Vehicle excise duty (VED) varies according to the CO2 emissions and the fuel type of the vehicle. For cars registered before 01 March 2001 it is based on engine size. For cars registered on or after 01 March 2001 the VED or road tax is based on the car's CO2 emissions.
If you’re after a green Kona, you’ll want to wait for the upcoming all-electric version, as the 1.0-litre is good but not class-leading and the 1.6-litre is well off the pace.
Diesel versions arriving in 2018 should provide lower CO2 emissions than the petrols, though the tide is turning against diesel in many cities.

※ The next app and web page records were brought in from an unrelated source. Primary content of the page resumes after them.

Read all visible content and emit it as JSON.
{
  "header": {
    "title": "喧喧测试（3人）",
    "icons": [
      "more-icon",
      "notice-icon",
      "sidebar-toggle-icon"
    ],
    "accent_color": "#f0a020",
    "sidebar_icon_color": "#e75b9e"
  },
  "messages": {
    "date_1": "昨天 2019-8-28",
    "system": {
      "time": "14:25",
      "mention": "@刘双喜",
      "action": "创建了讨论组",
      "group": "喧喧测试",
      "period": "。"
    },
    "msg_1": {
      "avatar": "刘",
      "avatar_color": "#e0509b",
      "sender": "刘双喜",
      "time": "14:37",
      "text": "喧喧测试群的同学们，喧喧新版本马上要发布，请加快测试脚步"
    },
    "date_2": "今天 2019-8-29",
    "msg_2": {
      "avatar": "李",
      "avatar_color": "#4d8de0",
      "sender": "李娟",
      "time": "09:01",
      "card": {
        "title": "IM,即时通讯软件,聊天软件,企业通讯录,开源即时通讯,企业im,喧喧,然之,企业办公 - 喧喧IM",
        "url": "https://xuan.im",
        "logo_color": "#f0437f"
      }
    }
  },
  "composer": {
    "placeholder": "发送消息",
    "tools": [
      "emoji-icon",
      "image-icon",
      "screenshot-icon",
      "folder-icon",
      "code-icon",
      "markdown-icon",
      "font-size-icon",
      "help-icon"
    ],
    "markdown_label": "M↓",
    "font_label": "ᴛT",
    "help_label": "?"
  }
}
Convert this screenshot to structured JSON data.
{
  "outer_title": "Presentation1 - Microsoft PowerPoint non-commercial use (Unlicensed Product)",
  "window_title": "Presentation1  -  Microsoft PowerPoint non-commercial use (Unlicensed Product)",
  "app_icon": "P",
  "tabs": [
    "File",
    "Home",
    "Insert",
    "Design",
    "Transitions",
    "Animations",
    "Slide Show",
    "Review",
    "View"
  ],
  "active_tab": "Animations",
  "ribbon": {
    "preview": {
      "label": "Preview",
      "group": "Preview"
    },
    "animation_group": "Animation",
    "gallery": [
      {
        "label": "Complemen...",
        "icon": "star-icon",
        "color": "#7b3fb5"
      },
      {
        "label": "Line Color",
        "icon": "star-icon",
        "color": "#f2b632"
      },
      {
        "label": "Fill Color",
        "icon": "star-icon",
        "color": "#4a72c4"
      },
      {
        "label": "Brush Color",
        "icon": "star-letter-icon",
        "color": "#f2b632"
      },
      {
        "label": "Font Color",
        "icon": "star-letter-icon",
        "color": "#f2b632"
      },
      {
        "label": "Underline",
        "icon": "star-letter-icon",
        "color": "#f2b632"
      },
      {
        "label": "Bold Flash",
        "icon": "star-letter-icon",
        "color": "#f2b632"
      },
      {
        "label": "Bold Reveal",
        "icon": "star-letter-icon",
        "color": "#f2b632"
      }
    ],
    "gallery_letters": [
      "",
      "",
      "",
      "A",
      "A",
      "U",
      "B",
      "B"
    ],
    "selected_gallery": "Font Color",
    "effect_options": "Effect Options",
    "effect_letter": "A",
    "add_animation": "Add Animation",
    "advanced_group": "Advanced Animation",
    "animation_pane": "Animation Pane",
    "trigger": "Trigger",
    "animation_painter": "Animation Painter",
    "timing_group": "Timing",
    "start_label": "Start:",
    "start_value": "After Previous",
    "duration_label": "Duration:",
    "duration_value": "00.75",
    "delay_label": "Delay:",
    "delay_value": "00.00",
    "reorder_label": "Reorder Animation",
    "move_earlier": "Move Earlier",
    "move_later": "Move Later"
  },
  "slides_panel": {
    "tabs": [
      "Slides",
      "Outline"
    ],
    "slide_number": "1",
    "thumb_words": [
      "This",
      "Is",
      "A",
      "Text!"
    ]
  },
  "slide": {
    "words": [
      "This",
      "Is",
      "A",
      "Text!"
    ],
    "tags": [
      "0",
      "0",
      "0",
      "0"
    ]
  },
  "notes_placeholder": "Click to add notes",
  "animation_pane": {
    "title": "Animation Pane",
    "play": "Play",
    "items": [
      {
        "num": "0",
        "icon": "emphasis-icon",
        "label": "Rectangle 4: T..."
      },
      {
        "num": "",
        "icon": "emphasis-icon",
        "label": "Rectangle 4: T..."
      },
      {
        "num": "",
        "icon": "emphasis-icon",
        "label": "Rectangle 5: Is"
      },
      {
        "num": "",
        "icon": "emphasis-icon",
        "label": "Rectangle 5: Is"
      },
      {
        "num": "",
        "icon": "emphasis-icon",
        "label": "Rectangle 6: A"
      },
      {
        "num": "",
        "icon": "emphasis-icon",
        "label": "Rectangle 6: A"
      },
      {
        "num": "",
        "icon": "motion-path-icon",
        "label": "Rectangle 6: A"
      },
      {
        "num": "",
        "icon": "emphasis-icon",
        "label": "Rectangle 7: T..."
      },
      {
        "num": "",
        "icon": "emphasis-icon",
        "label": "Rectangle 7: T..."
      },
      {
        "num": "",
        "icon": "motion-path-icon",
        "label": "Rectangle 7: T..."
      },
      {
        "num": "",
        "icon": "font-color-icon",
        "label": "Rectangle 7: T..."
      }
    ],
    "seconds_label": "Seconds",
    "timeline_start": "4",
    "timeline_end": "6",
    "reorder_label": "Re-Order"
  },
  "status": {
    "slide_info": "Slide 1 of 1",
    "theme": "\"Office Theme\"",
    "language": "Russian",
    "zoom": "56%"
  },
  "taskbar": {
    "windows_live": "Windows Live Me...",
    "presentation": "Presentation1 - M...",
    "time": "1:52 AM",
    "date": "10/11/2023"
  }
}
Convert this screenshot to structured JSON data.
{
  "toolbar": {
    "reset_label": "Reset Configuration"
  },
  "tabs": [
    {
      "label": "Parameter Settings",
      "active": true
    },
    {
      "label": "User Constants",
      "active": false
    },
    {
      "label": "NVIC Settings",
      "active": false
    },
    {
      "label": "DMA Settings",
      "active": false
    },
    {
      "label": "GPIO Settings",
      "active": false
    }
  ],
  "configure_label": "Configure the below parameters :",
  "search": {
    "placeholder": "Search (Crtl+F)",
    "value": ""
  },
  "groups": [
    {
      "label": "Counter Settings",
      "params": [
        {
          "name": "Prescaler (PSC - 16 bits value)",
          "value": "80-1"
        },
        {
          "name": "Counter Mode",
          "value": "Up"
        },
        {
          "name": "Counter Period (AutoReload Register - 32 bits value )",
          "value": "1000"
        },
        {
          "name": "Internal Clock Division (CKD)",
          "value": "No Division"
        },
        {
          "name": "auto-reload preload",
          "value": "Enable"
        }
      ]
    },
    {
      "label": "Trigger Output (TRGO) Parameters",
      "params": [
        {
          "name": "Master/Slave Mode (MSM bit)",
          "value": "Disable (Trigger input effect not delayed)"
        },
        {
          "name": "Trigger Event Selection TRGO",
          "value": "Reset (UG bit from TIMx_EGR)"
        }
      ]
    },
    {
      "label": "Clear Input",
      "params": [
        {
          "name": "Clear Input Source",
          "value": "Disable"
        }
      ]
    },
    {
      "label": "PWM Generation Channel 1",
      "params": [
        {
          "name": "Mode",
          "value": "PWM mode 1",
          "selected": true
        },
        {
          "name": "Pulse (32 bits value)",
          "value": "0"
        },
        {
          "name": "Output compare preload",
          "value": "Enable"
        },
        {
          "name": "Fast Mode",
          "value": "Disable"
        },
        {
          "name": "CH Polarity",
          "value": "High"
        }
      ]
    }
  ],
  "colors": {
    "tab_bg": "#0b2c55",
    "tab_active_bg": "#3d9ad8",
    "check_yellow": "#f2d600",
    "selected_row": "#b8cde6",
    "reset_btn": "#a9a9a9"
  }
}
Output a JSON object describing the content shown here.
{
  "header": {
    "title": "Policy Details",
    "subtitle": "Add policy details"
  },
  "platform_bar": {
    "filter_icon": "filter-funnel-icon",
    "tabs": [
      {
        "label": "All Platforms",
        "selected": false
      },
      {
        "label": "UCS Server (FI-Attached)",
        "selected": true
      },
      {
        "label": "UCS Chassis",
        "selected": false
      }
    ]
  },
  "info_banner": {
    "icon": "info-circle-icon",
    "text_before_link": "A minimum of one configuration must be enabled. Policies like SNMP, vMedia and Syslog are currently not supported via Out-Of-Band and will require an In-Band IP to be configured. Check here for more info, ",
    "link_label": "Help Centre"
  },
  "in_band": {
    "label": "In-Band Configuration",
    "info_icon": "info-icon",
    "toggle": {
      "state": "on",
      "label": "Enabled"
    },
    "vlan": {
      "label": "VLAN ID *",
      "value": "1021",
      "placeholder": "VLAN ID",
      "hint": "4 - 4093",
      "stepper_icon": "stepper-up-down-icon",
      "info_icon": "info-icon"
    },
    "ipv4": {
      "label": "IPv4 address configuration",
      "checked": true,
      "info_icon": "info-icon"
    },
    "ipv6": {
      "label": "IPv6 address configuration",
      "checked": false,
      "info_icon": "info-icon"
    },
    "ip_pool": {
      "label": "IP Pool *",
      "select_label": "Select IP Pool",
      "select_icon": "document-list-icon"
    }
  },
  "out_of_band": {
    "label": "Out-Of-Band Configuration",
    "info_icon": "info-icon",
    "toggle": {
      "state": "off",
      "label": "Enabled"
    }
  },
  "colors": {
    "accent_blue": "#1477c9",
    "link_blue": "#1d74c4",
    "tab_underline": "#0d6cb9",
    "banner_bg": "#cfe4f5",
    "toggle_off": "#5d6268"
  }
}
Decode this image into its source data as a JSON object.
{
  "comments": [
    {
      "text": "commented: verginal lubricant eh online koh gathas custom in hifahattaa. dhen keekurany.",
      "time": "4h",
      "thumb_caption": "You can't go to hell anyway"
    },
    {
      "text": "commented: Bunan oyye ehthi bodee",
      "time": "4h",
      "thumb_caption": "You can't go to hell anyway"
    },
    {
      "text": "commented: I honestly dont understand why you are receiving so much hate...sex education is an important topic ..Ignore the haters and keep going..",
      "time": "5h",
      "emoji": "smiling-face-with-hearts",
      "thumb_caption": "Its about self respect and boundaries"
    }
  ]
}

This means that for most, the 1.0-litre or all-electric verison make the most sense as environmentally-friendly options.
Highest and lowest CO2 emissions
|Engine||CO2 emissions||Road tax (12 months)|
|1.0 T-GDi (120ps) Petrol||117 g/km (Min)||£140|
|1.6 T-GDi (177ps) Petrol||153 g/km (Max)||£140|
With petrol engines and other components shared across other Hyundai and Kia models and Hyundai’s solid reputation for reliability, the Kona shouldn’t offer any nasty surprises.
The diesel engines heading for the Kona come from Hyundai’s latest generation of engines, so it’s possible there may be some initial teething problems. However, we expect most drivers to be able to have trouble-free service from the Kona.
Car checklist problem points
|Body||No problems reported.|
|Engine / gearbox||No problems reported.|
|Other||No problems reported.|